Similarly at Hostel, Kritin Garg, school president, gave a small speech on the importance of respect for the fallen leader. He talked about how the seniors should behave and act as role models for the younger people during sensitive events such as this.
He then opened the floor up, allowing others to add their sentiments on the issue: one person talked about how everyone needed to react sensibly according to his or her surroundings.
To this, Garg added the fact that there was a seven-day mourning period for the deceased man, revealing just how much he meant to the country.
After so many chances for reflection, most students seemed to understand their mistake and were remorseful. However, not all were happy with how the disrespectful showing was dealt with.
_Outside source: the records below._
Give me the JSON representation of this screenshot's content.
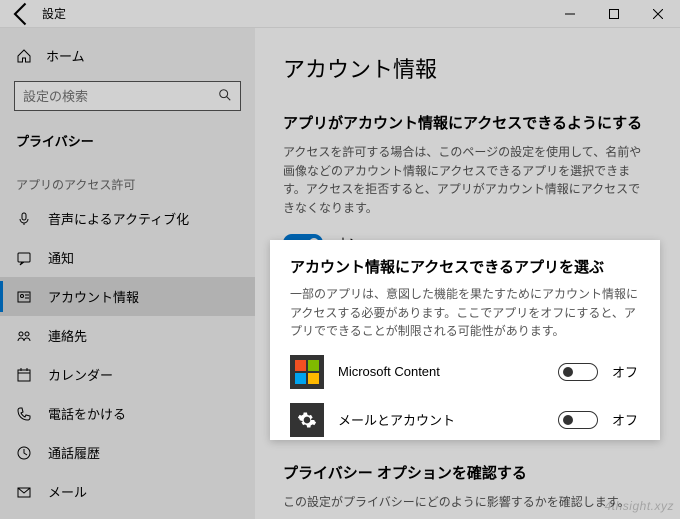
{
  "titlebar": {
    "title": "設定"
  },
  "sidebar": {
    "home": "ホーム",
    "search_placeholder": "設定の検索",
    "category": "プライバシー",
    "section_label": "アプリのアクセス許可",
    "items": [
      {
        "label": "音声によるアクティブ化"
      },
      {
        "label": "通知"
      },
      {
        "label": "アカウント情報"
      },
      {
        "label": "連絡先"
      },
      {
        "label": "カレンダー"
      },
      {
        "label": "電話をかける"
      },
      {
        "label": "通話履歴"
      },
      {
        "label": "メール"
      }
    ]
  },
  "main": {
    "heading": "アカウント情報",
    "section1_title": "アプリがアカウント情報にアクセスできるようにする",
    "section1_desc": "アクセスを許可する場合は、このページの設定を使用して、名前や画像などのアカウント情報にアクセスできるアプリを選択できます。アクセスを拒否すると、アプリがアカウント情報にアクセスできなくなります。",
    "master_toggle_state": "オン",
    "section2_title": "アカウント情報にアクセスできるアプリを選ぶ",
    "section2_desc": "一部のアプリは、意図した機能を果たすためにアカウント情報にアクセスする必要があります。ここでアプリをオフにすると、アプリでできることが制限される可能性があります。",
    "apps": [
      {
        "name": "Microsoft Content",
        "state": "オフ"
      },
      {
        "name": "メールとアカウント",
        "state": "オフ"
      }
    ],
    "section3_title": "プライバシー オプションを確認する",
    "section3_desc": "この設定がプライバシーにどのように影響するかを確認します。"
  },
  "watermark": "4thsight.xyz"
}
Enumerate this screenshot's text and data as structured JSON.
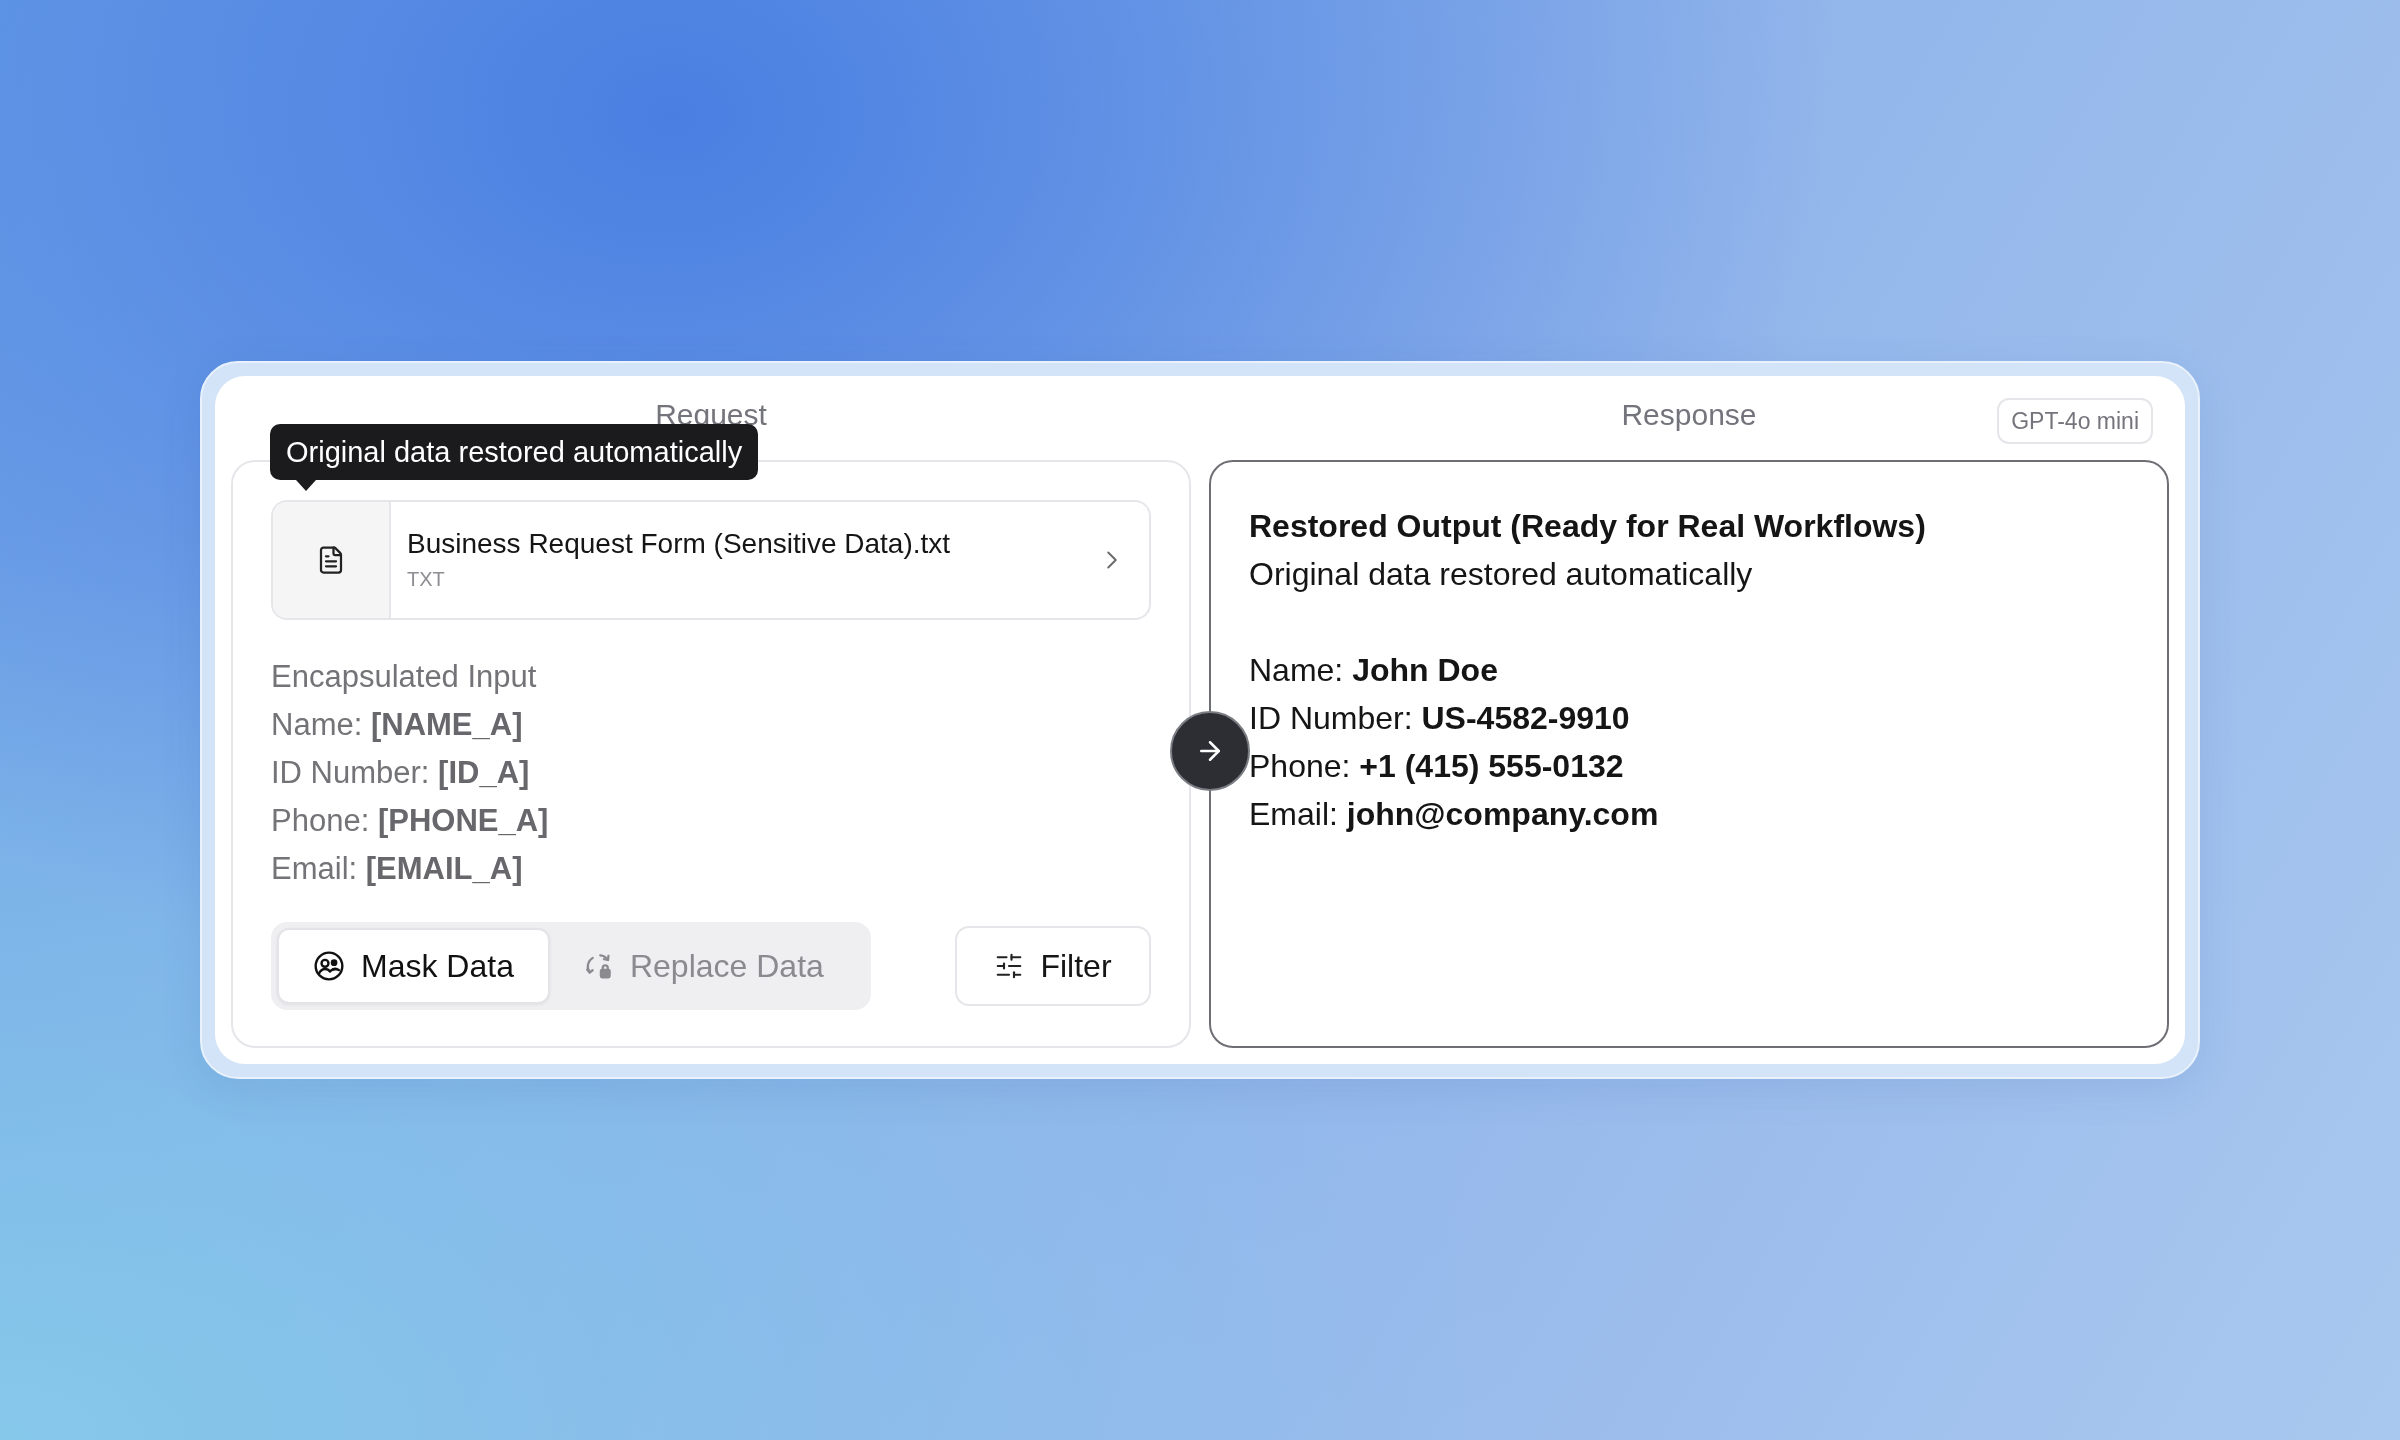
{
  "request": {
    "title": "Request",
    "tooltip": "Original data restored automatically",
    "file": {
      "name": "Business Request Form (Sensitive Data).txt",
      "type": "TXT"
    },
    "input_heading": "Encapsulated Input",
    "fields": [
      {
        "label": "Name:",
        "value": "[NAME_A]"
      },
      {
        "label": "ID Number:",
        "value": "[ID_A]"
      },
      {
        "label": "Phone:",
        "value": "[PHONE_A]"
      },
      {
        "label": "Email:",
        "value": "[EMAIL_A]"
      }
    ],
    "modes": [
      {
        "kind": "mask",
        "label": "Mask Data",
        "selected": true
      },
      {
        "kind": "replace",
        "label": "Replace Data",
        "selected": false
      }
    ],
    "filter_button": "Filter"
  },
  "response": {
    "title": "Response",
    "model_badge": "GPT-4o mini",
    "heading": "Restored Output (Ready for Real Workflows)",
    "subheading": "Original data restored automatically",
    "fields": [
      {
        "label": "Name:",
        "value": "John Doe"
      },
      {
        "label": "ID Number:",
        "value": "US-4582-9910"
      },
      {
        "label": "Phone:",
        "value": "+1 (415) 555-0132"
      },
      {
        "label": "Email:",
        "value": "john@company.com"
      }
    ]
  }
}
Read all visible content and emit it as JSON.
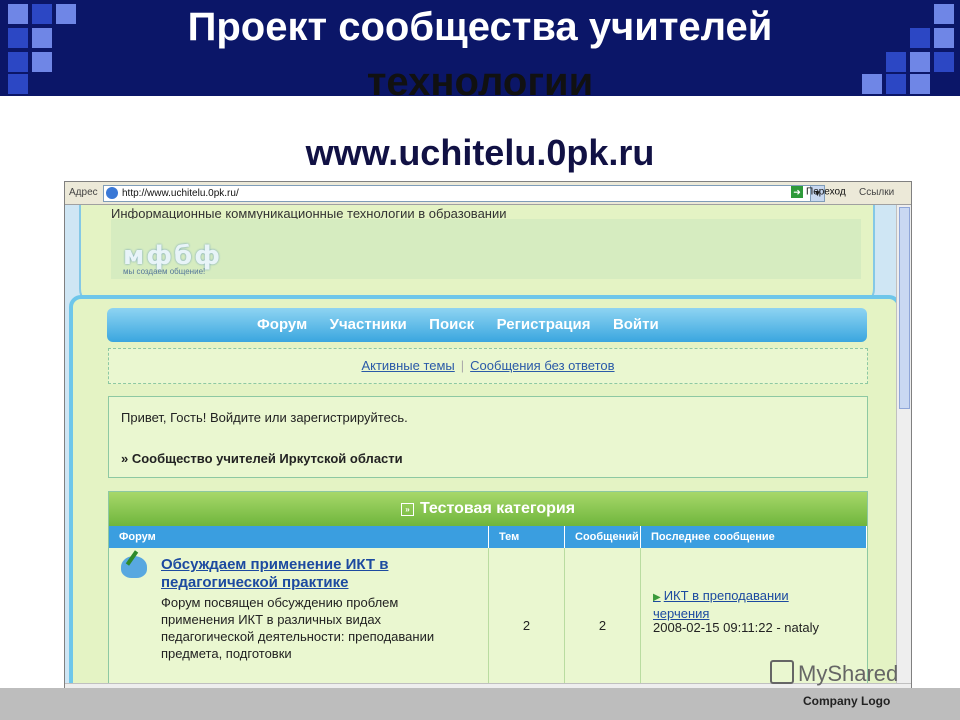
{
  "slide": {
    "title_line1": "Проект сообщества учителей",
    "title_line2": "технологии",
    "url": "www.uchitelu.0pk.ru"
  },
  "browser": {
    "address_label": "Адрес",
    "address_value": "http://www.uchitelu.0pk.ru/",
    "go_label": "Переход",
    "links_label": "Ссылки"
  },
  "site": {
    "slogan": "Информационные коммуникационные технологии в образовании",
    "logo_word": "мфбф",
    "logo_tagline": "мы создаем общение!",
    "nav": [
      "Форум",
      "Участники",
      "Поиск",
      "Регистрация",
      "Войти"
    ],
    "quick_links": [
      "Активные темы",
      "Сообщения без ответов"
    ],
    "greeting": "Привет, Гость!  Войдите или зарегистрируйтесь.",
    "community_link": "» Сообщество учителей Иркутской области",
    "category": "Тестовая категория",
    "columns": [
      "Форум",
      "Тем",
      "Сообщений",
      "Последнее сообщение"
    ],
    "forums": [
      {
        "title": "Обсуждаем применение ИКТ в педагогической практике",
        "description": "Форум посвящен обсуждению проблем применения ИКТ в различных видах педагогической деятельности: преподавании предмета, подготовки",
        "topics": "2",
        "posts": "2",
        "last_post_title": "ИКТ в преподавании черчения",
        "last_post_meta": "2008-02-15 09:11:22 - nataly"
      }
    ]
  },
  "footer": {
    "watermark": "MyShared",
    "company_logo": "Company   Logo"
  },
  "colors": {
    "header_band": "#0b1668",
    "nav_blue": "#3aa6df",
    "page_green": "#e4f3c4",
    "category_green": "#6fb53c"
  }
}
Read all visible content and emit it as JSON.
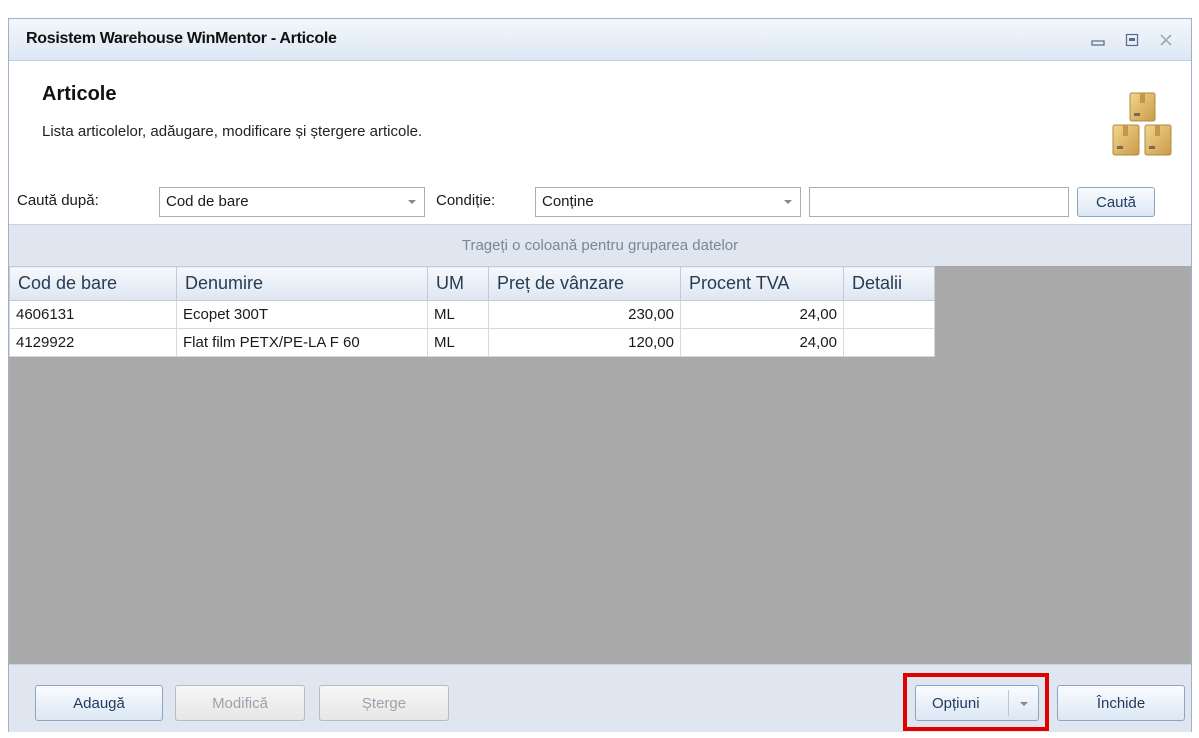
{
  "window": {
    "title": "Rosistem Warehouse WinMentor - Articole",
    "controls": [
      "minimize-icon",
      "restore-icon",
      "close-icon"
    ]
  },
  "header": {
    "title": "Articole",
    "description": "Lista articolelor, adăugare, modificare și ștergere articole.",
    "icon": "boxes-icon"
  },
  "search": {
    "search_by_label": "Caută după:",
    "search_by_value": "Cod de bare",
    "condition_label": "Condiție:",
    "condition_value": "Conține",
    "query_value": "",
    "search_button": "Caută"
  },
  "grid": {
    "group_hint": "Trageți o coloană pentru gruparea datelor",
    "columns": [
      "Cod de bare",
      "Denumire",
      "UM",
      "Preț de vânzare",
      "Procent TVA",
      "Detalii"
    ],
    "rows": [
      [
        "4606131",
        "Ecopet 300T",
        "ML",
        "230,00",
        "24,00",
        ""
      ],
      [
        "4129922",
        "Flat film PETX/PE-LA F 60",
        "ML",
        "120,00",
        "24,00",
        ""
      ]
    ]
  },
  "footer": {
    "add": "Adaugă",
    "modify": "Modifică",
    "delete": "Șterge",
    "options": "Opțiuni",
    "close": "Închide"
  },
  "colors": {
    "highlight": "#e00000",
    "grid_background": "#a9a9a9",
    "panel_background": "#dfe6ef"
  }
}
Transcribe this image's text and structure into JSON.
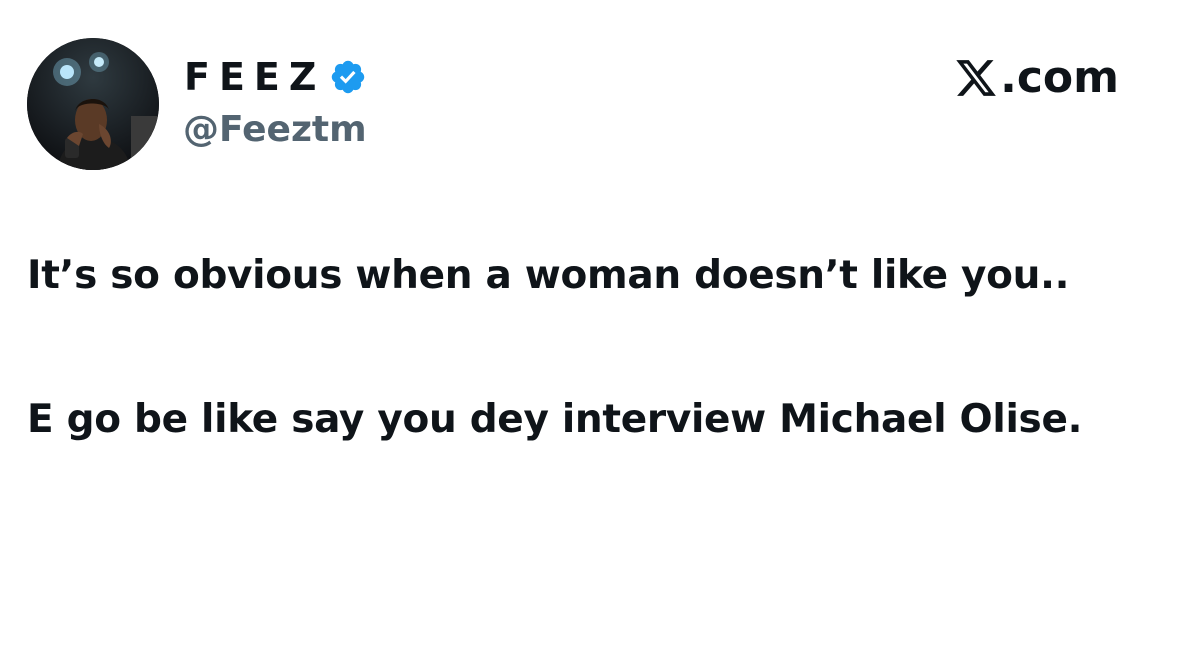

For instance, ninth graders had mixed feelings about how their grade was singled out after assembly, despite the fact that all grades had reacted disrespectfully.
Kalsang Wangchen, Class of 2022, said, “It was a really natural response. We just got really excited, and most of us didn’t know who the political leader was. We were just excited because it was a holiday.” She added that the advisers in her grade were “very strict.”
Others thought that their grade deserved the talk that Mr. Luukonnen gave them.
Maanasa Muppala, Class of 2022, said, “Our grade wasn’t only disrespectful when they announced the holiday, but we were talking throughout the assembly.”
Similarly, Gyeongmin Kang, Class of 2022, said, “I think Mr. Luukonnen did the right thing. We were disrespectful.”
This wasn’t the only occasion where students displayed complete disregard during chapel services. On numerous occasions, teachers have had to confiscate devices and earphones due to students’ disinterested attitude towards the occasion. Students’ explanation for the lack of attention during chapels is the frequent complaint that they are “too long and boring.”
To this, Mr. Paul said, “There isn’t such a thing as a boring chapel, there are only boring people. If you’re prepared to listen attentively and take in what’s going on, then you realize it’s far from boring. In fact, it’s very pertinent to yourself.” He blamed the student conduct on “immaturity.”
“There’s a place and time for everything. There’s a place and time for celebration, but today was a place and time for respect and quiet,” he said.
Pictures by the author of this post.
Dhrubhagat Singh contributed to this article.
Edited by Dhrubhagat Singh.